#### Task
In the material below, how many lines contain the word "value"? The reply must be that number alone.

+++ Data to use +++

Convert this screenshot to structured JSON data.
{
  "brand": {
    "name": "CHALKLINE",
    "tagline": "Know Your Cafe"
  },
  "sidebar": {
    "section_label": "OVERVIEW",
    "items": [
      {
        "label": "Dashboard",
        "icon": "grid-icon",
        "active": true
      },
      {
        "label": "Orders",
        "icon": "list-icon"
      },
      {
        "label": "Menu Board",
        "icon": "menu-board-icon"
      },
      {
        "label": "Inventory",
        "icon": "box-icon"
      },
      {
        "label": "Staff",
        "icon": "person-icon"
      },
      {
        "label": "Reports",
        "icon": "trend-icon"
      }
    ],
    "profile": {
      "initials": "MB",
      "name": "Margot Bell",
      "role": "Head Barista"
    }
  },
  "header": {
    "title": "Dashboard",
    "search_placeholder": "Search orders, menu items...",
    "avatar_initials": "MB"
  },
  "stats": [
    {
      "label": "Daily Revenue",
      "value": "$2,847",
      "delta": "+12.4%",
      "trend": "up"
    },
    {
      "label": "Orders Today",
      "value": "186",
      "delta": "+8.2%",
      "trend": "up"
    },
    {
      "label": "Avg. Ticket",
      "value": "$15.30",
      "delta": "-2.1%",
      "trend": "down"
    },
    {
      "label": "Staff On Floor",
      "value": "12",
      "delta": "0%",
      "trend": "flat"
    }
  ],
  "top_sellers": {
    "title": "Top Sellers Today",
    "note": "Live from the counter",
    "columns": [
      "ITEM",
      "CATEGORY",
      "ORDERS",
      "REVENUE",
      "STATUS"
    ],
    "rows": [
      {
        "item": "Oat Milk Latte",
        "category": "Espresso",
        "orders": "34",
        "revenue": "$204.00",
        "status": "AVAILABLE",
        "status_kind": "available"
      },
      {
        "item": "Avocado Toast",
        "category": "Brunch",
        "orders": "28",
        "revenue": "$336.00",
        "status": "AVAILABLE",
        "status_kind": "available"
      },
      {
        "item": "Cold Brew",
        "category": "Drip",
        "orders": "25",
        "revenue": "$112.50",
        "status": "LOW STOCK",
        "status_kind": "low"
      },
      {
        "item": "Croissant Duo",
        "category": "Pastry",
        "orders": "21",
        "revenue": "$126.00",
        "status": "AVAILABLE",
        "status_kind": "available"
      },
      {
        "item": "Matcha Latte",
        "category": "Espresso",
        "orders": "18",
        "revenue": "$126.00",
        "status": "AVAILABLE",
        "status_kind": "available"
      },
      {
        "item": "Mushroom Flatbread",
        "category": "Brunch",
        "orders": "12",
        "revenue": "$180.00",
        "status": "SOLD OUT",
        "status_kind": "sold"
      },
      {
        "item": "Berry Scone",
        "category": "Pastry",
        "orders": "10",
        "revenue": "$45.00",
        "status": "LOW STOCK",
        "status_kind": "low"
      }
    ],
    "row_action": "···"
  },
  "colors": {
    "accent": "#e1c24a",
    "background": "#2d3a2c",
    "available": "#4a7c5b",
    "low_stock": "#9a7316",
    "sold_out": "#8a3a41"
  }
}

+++

#### Your solution
4